---------- Dataset entries

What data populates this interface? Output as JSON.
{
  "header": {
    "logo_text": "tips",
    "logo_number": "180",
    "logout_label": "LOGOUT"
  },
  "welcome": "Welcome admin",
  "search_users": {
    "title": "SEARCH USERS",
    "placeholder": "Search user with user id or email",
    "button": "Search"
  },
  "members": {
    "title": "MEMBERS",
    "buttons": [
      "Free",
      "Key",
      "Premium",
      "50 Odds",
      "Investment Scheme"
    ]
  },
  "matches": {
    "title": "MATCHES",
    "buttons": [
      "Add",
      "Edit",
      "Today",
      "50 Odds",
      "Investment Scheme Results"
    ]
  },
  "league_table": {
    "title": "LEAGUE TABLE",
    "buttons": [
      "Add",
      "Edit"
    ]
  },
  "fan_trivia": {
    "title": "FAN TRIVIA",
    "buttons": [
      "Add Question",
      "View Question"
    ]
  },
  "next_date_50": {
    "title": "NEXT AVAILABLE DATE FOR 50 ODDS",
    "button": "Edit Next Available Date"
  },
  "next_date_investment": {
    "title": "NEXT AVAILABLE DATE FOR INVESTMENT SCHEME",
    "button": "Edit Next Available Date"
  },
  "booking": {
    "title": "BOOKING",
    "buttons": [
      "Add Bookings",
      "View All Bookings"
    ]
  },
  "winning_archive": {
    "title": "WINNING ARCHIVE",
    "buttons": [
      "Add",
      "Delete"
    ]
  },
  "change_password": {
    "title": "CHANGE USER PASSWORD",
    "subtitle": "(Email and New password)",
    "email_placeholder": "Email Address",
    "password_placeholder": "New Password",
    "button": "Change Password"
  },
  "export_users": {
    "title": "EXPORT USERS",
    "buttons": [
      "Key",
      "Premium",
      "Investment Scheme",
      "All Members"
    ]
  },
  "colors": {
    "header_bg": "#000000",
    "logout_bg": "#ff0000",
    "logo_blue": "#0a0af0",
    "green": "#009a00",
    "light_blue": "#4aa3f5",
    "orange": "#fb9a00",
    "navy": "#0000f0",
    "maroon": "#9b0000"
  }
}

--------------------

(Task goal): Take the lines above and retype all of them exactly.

(Reply):
What data populates this interface? Output as JSON.
{
  "header": {
    "logo_text": "tips",
    "logo_number": "180",
    "logout_label": "LOGOUT"
  },
  "welcome": "Welcome admin",
  "search_users": {
    "title": "SEARCH USERS",
    "placeholder": "Search user with user id or email",
    "button": "Search"
  },
  "members": {
    "title": "MEMBERS",
    "buttons": [
      "Free",
      "Key",
      "Premium",
      "50 Odds",
      "Investment Scheme"
    ]
  },
  "matches": {
    "title": "MATCHES",
    "buttons": [
      "Add",
      "Edit",
      "Today",
      "50 Odds",
      "Investment Scheme Results"
    ]
  },
  "league_table": {
    "title": "LEAGUE TABLE",
    "buttons": [
      "Add",
      "Edit"
    ]
  },
  "fan_trivia": {
    "title": "FAN TRIVIA",
    "buttons": [
      "Add Question",
      "View Question"
    ]
  },
  "next_date_50": {
    "title": "NEXT AVAILABLE DATE FOR 50 ODDS",
    "button": "Edit Next Available Date"
  },
  "next_date_investment": {
    "title": "NEXT AVAILABLE DATE FOR INVESTMENT SCHEME",
    "button": "Edit Next Available Date"
  },
  "booking": {
    "title": "BOOKING",
    "buttons": [
      "Add Bookings",
      "View All Bookings"
    ]
  },
  "winning_archive": {
    "title": "WINNING ARCHIVE",
    "buttons": [
      "Add",
      "Delete"
    ]
  },
  "change_password": {
    "title": "CHANGE USER PASSWORD",
    "subtitle": "(Email and New password)",
    "email_placeholder": "Email Address",
    "password_placeholder": "New Password",
    "button": "Change Password"
  },
  "export_users": {
    "title": "EXPORT USERS",
    "buttons": [
      "Key",
      "Premium",
      "Investment Scheme",
      "All Members"
    ]
  },
  "colors": {
    "header_bg": "#000000",
    "logout_bg": "#ff0000",
    "logo_blue": "#0a0af0",
    "green": "#009a00",
    "light_blue": "#4aa3f5",
    "orange": "#fb9a00",
    "navy": "#0000f0",
    "maroon": "#9b0000"
  }
}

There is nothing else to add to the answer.